100% Blue Weber Agave Tequila. Hand-harvested and estate bottled in the heart of agave country in Jalisco, Mexico and backed by 250 years of tradition for unparalleled smoothness, taste and quality.
After the young agave are planted, they soak up the sun and rich volcanic soil before reaching maturity.
The agave plants are ready to be harvested when the leaves begin to turn brown and the agave honey begins to flow from the center, or the piña.
After harvest, the offspring of the mother agave are planted as new crops, maintaining a botanical lineage that has lasted for eight generations.
Our tequilas begin in the agave fields. We care for each Weber Blue Agave plant as they mature. Once ripe, our Jimadors (Agave harvesters) cut away the leaves of the plant to reveal the pina, the heart of the plant.
The Agave Pinas are slow cooked to produce sugars that create rich, clean flavors and aroma of Lunazul Tequila.
Once cooked, the agave is shredded and rinsed, leaving only the pure agave sugar which is then prepped for fermenting.
The agave sugars are combined with our one-of-a-kind yeast, a family strain used for generations that comes directly from the agave plants and soil on our estate. The yeast consumes the sugars, converting the agave syrup into a young tequila.
Our facilities are designed to focus on simple techniques that produce high quality tequilas, crafted with consistency. Each batch is distilled twice in custom cognac stills, where our Master Distiller crafts each batch to create a smooth and pure flavor.
Our tequilas are then aged in Bourbon barrels to add a rich depth of flavor. Aging times vary by tequila - Blanco is unaged, Reposado is ‘rested’ for six months, and Añejo and Primero are aged for a full twelve to eighteen months.
The final step is to label our tequilas by hand. This last step adds a final handmade touch to our process; a care you can taste in every sip.
Lunazul’s history is rooted in the earliest years of tequila itself, and we’ve been setting standards ever since.
In 1700, the technique for distilling tequila, originally known as “mezcal wine” was brought to Mexico by the Spanish. Shortly after, Jose Antonio Cuervo founded the first tequila distillery in Mexico. Almost 40 years later, Jose Antonio’s son, Jose Guadalupe Cuervo, received the first rights, from King Charles IV, to commercially produce tequila.

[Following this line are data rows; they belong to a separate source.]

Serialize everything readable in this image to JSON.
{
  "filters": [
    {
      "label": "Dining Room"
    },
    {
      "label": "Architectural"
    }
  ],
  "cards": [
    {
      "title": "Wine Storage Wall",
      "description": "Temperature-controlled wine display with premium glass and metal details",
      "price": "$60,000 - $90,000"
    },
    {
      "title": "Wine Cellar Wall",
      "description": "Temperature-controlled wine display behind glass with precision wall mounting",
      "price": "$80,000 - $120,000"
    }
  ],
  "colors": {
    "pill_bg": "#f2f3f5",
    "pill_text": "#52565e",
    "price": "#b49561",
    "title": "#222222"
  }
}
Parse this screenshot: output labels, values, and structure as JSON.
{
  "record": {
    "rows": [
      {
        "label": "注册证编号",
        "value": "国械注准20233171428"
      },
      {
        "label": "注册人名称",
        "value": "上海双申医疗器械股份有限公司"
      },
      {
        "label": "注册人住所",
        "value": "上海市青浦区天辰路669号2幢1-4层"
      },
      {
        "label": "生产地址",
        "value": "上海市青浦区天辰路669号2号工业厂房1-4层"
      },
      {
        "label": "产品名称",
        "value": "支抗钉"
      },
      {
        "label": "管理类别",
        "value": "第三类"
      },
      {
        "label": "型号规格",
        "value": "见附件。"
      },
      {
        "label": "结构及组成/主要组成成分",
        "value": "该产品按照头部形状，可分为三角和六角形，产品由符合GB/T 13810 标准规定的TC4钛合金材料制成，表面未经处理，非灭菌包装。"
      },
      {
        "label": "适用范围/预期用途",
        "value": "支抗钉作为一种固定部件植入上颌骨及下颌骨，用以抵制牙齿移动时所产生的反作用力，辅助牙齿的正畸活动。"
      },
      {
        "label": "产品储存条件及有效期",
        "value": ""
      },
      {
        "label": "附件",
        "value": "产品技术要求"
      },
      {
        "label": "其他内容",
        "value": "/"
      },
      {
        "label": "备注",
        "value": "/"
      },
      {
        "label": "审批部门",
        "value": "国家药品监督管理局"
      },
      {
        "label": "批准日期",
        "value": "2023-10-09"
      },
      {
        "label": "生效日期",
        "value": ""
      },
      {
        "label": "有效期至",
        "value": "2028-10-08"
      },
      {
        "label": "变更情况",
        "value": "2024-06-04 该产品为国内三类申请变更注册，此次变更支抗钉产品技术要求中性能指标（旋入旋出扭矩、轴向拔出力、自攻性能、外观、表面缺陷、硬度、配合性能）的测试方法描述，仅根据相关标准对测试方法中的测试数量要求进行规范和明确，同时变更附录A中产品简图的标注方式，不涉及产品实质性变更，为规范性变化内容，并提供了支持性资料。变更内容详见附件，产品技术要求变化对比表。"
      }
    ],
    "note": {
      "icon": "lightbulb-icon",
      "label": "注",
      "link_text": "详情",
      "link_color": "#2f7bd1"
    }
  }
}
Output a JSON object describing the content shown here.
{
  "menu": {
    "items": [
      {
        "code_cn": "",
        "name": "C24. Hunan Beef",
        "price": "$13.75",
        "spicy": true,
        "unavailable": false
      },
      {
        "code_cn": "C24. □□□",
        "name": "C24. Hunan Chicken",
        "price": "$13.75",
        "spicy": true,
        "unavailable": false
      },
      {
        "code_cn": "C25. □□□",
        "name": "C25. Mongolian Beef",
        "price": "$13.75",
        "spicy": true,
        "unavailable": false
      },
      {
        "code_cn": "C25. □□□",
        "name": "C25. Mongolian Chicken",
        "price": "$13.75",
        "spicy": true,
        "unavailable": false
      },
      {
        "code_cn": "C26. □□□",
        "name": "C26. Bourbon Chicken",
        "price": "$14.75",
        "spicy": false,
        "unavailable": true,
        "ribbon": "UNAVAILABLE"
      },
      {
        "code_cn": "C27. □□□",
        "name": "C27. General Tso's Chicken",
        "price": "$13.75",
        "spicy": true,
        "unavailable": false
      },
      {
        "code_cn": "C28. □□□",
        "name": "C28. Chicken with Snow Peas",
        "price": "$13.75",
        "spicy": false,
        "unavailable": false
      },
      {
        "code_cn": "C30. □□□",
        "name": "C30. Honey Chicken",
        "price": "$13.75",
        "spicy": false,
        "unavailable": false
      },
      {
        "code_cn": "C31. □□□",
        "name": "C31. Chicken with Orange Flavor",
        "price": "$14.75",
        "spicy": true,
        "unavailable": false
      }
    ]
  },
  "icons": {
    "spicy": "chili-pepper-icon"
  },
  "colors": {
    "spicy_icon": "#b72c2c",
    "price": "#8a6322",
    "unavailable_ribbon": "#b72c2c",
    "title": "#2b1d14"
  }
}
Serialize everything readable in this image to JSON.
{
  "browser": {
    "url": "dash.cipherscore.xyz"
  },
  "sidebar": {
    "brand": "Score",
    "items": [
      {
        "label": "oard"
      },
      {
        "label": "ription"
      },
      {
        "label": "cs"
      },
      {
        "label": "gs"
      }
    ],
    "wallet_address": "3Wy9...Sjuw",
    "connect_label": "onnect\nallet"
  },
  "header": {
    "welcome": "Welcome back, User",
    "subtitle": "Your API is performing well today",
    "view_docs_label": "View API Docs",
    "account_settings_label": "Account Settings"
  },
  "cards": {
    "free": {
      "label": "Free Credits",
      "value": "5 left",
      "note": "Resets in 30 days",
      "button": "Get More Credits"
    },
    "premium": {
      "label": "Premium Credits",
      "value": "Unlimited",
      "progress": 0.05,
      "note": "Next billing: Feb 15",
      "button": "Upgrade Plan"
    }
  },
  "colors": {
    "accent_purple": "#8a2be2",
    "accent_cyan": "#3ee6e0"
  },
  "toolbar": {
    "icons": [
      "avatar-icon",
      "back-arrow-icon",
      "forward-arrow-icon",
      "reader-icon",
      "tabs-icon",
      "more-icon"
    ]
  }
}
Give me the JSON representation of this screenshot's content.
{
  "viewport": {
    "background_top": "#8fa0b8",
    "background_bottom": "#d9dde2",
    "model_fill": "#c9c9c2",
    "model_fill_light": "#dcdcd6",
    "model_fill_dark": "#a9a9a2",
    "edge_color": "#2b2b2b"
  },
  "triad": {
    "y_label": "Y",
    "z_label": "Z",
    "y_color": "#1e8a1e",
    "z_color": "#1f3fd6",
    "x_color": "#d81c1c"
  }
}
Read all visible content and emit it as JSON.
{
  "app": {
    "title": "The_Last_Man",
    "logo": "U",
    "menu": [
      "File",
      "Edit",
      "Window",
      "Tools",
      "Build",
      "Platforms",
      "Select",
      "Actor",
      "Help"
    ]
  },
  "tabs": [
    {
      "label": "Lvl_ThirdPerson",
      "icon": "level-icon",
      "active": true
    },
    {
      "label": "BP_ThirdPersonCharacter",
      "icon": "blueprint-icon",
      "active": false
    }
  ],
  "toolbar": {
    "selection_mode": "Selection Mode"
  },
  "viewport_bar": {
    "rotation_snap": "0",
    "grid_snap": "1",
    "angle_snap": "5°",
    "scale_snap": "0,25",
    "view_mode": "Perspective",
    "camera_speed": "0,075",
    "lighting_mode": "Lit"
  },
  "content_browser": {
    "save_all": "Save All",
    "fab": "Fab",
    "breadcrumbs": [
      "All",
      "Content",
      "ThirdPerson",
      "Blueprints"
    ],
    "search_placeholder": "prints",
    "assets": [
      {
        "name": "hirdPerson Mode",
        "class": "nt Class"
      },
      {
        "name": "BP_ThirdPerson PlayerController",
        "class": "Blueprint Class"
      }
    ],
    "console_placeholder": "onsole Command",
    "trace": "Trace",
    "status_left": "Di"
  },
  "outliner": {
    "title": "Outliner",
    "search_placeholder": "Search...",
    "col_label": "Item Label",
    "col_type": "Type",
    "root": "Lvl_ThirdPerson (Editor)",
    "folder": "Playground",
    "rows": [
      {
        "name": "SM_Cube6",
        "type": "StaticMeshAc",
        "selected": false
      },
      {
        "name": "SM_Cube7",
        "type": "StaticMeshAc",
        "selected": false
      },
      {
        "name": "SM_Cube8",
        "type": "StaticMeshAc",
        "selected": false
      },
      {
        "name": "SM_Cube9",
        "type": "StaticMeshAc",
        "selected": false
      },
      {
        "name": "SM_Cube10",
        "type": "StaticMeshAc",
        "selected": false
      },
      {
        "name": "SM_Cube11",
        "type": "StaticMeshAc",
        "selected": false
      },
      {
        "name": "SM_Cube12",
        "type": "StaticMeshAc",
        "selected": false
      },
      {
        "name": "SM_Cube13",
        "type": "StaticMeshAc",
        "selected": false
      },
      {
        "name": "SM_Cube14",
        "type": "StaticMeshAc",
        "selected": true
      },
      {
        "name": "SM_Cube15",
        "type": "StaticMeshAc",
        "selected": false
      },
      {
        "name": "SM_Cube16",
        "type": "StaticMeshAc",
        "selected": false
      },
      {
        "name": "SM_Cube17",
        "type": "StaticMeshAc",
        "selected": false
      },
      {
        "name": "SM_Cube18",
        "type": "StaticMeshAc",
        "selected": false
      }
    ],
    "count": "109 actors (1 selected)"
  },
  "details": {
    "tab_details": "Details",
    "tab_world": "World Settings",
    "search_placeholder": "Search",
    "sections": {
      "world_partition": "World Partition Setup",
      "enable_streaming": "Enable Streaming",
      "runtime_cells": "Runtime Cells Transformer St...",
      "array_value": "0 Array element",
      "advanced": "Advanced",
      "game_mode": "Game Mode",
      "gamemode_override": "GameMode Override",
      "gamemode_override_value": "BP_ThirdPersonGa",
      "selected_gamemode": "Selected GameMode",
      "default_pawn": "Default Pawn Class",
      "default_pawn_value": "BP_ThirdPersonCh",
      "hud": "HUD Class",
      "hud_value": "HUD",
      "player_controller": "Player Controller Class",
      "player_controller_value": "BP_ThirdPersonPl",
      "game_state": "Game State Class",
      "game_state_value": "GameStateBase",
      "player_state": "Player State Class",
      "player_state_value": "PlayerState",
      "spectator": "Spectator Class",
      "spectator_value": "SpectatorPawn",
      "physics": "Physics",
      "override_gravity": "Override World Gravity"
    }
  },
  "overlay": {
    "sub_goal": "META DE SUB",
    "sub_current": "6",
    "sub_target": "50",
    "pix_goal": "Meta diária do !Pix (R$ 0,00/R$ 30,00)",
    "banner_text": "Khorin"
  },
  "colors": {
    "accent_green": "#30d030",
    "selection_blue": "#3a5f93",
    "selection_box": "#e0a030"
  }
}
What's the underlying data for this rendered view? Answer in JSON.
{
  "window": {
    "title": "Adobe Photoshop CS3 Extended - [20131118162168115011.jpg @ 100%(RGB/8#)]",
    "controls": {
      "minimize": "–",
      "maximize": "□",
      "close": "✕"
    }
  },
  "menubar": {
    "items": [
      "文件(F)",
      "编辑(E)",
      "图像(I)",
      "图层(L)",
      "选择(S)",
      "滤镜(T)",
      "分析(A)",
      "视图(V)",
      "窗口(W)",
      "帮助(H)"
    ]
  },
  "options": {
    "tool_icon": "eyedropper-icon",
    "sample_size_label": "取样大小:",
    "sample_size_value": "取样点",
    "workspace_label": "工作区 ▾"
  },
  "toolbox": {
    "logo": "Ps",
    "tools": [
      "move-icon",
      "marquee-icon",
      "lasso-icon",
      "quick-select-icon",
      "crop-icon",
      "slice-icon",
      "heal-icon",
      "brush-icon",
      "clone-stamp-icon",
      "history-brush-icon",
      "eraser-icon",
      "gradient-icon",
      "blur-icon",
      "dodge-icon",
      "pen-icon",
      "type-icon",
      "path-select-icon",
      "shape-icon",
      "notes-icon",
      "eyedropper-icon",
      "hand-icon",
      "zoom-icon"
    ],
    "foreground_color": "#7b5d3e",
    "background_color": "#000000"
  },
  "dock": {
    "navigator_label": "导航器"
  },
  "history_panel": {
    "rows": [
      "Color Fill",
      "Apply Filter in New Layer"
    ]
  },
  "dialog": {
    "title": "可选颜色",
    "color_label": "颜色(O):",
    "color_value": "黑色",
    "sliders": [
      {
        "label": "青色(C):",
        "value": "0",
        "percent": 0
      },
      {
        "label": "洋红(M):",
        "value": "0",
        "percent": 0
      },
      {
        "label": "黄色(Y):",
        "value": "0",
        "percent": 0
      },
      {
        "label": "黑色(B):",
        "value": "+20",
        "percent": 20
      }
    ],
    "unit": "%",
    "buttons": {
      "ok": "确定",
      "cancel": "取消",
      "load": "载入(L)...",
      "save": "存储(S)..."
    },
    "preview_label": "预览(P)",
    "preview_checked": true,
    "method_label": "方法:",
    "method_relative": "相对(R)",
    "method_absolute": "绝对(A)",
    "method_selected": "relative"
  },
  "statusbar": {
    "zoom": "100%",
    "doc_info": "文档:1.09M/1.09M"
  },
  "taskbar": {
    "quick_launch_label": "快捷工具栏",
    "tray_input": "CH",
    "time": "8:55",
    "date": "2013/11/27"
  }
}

In 1861, the civil war caused a shortage of whiskey and moonshine. Mexican vendors crossed the border to sell mezcal wine to soldiers, taking back whiskey barrels to store their product. By 1873, the mezcal wine made in Tequila, Jalisco would officially be known as “Tequila” differentiating it from other mezcal wines made in Southern Mexico.
Due to prohibition, Americans began crossing the border in 1919 to buy lower-priced “Mexican Whiskey.” Once prohibition ended and sales decreased, Juan Beckmann Gallardo, descendant of Jose Antonio and sole administrator of Cuervo Distillery, began working to promote the spread of Tequila. Juan Beckmann passed away in 1972, leaving the company to his four children, Juan, Francisco, Federico, and Brunhi. In 1992, Francisco Beckmann sold his stake of the Cuervo Distillery, but kept his share of agave fields to establish a business for himself and his sons.
In 2004, Francisco began to pursue his vision for the finest tequila in the world. He established Tierra de Agaves Distillery, home of Lunazul Tequila.